App and web page records:
__________________________________________________

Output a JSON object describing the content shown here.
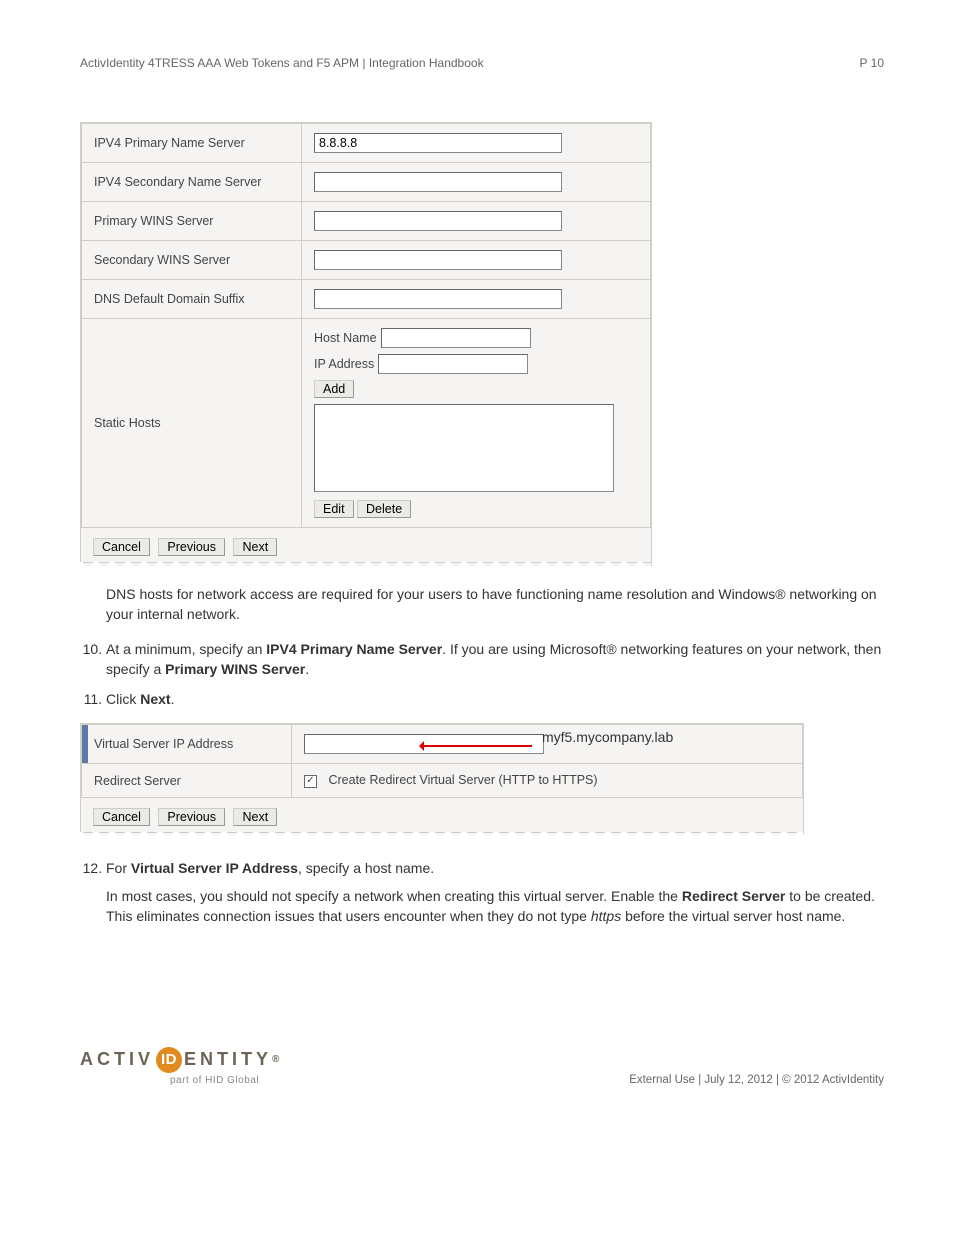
{
  "header": {
    "title": "ActivIdentity 4TRESS AAA Web Tokens and F5 APM | Integration Handbook",
    "page": "P 10"
  },
  "shot1": {
    "rows": {
      "ipv4pri": {
        "label": "IPV4 Primary Name Server",
        "value": "8.8.8.8"
      },
      "ipv4sec": {
        "label": "IPV4 Secondary Name Server",
        "value": ""
      },
      "winspri": {
        "label": "Primary WINS Server",
        "value": ""
      },
      "winssec": {
        "label": "Secondary WINS Server",
        "value": ""
      },
      "dnssuf": {
        "label": "DNS Default Domain Suffix",
        "value": ""
      },
      "static": {
        "label": "Static Hosts"
      }
    },
    "static": {
      "hostname_label": "Host Name",
      "hostname_value": "",
      "ip_label": "IP Address",
      "ip_value": "",
      "add": "Add",
      "edit": "Edit",
      "delete": "Delete"
    },
    "nav": {
      "cancel": "Cancel",
      "previous": "Previous",
      "next": "Next"
    }
  },
  "para_dns": "DNS hosts for network access are required for your users to have functioning name resolution and Windows® networking on your internal network.",
  "steps": {
    "s10a": "At a minimum, specify an ",
    "s10b": "IPV4 Primary Name Server",
    "s10c": ". If you are using Microsoft® networking features on your network, then specify a ",
    "s10d": "Primary WINS Server",
    "s10e": ".",
    "s11a": "Click ",
    "s11b": "Next",
    "s11c": ".",
    "s12a": "For ",
    "s12b": "Virtual Server IP Address",
    "s12c": ", specify a host name.",
    "s12p1a": "In most cases, you should not specify a network when creating this virtual server. Enable the ",
    "s12p1b": "Redirect Server",
    "s12p1c": " to be created. This eliminates connection issues that users encounter when they do not type ",
    "s12p1d": "https",
    "s12p1e": " before the virtual server host name."
  },
  "shot2": {
    "vs_label": "Virtual Server IP Address",
    "vs_value": "",
    "vs_anno": "myf5.mycompany.lab",
    "rs_label": "Redirect Server",
    "rs_chk_label": "Create Redirect Virtual Server (HTTP to HTTPS)",
    "rs_checked": true,
    "nav": {
      "cancel": "Cancel",
      "previous": "Previous",
      "next": "Next"
    }
  },
  "footer": {
    "right": "External Use | July 12, 2012 | © 2012 ActivIdentity",
    "brand_left": "ACTIV",
    "brand_mark": "ID",
    "brand_right": "ENTITY",
    "brand_sub": "part of HID Global"
  }
}
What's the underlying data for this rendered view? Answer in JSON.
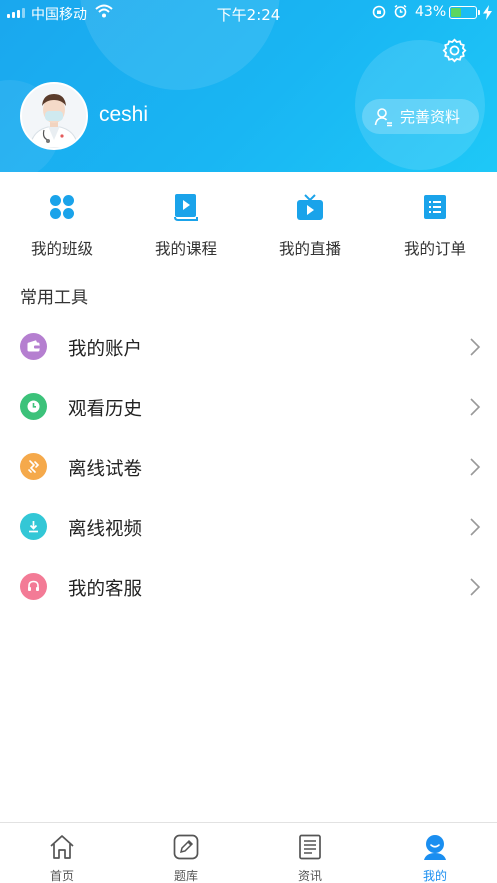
{
  "status_bar": {
    "carrier": "中国移动",
    "time": "下午2:24",
    "battery_percent": "43%",
    "battery_level": 0.43,
    "battery_color": "#5bd65f"
  },
  "profile": {
    "username": "ceshi",
    "complete_profile_label": "完善资料",
    "avatar_icon": "doctor-avatar",
    "settings_icon": "gear-icon"
  },
  "quick_actions": [
    {
      "label": "我的班级",
      "icon": "clover-icon",
      "color": "#1aa3ea"
    },
    {
      "label": "我的课程",
      "icon": "book-play-icon",
      "color": "#1aa3ea"
    },
    {
      "label": "我的直播",
      "icon": "tv-icon",
      "color": "#1aa3ea"
    },
    {
      "label": "我的订单",
      "icon": "list-icon",
      "color": "#1aa3ea"
    }
  ],
  "tools_section": {
    "title": "常用工具",
    "items": [
      {
        "label": "我的账户",
        "icon": "wallet-icon",
        "color": "#b57fd0"
      },
      {
        "label": "观看历史",
        "icon": "clock-icon",
        "color": "#3cc27a"
      },
      {
        "label": "离线试卷",
        "icon": "paper-offline-icon",
        "color": "#f5a94b"
      },
      {
        "label": "离线视频",
        "icon": "download-icon",
        "color": "#33c7d6"
      },
      {
        "label": "我的客服",
        "icon": "headset-icon",
        "color": "#f37b96"
      }
    ]
  },
  "tab_bar": {
    "tabs": [
      {
        "label": "首页",
        "icon": "home-icon",
        "active": false
      },
      {
        "label": "题库",
        "icon": "pencil-icon",
        "active": false
      },
      {
        "label": "资讯",
        "icon": "news-icon",
        "active": false
      },
      {
        "label": "我的",
        "icon": "profile-icon",
        "active": true
      }
    ],
    "active_color": "#1a8ef0"
  }
}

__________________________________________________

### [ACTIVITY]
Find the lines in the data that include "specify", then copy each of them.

### [SOLVED PROBLEM]
    "s10a": "At a minimum, specify an ",
    "s10c": ". If you are using Microsoft® networking features on your network, then specify a ",
    "s12c": ", specify a host name.",
    "s12p1a": "In most cases, you should not specify a network when creating this virtual server. Enable the ",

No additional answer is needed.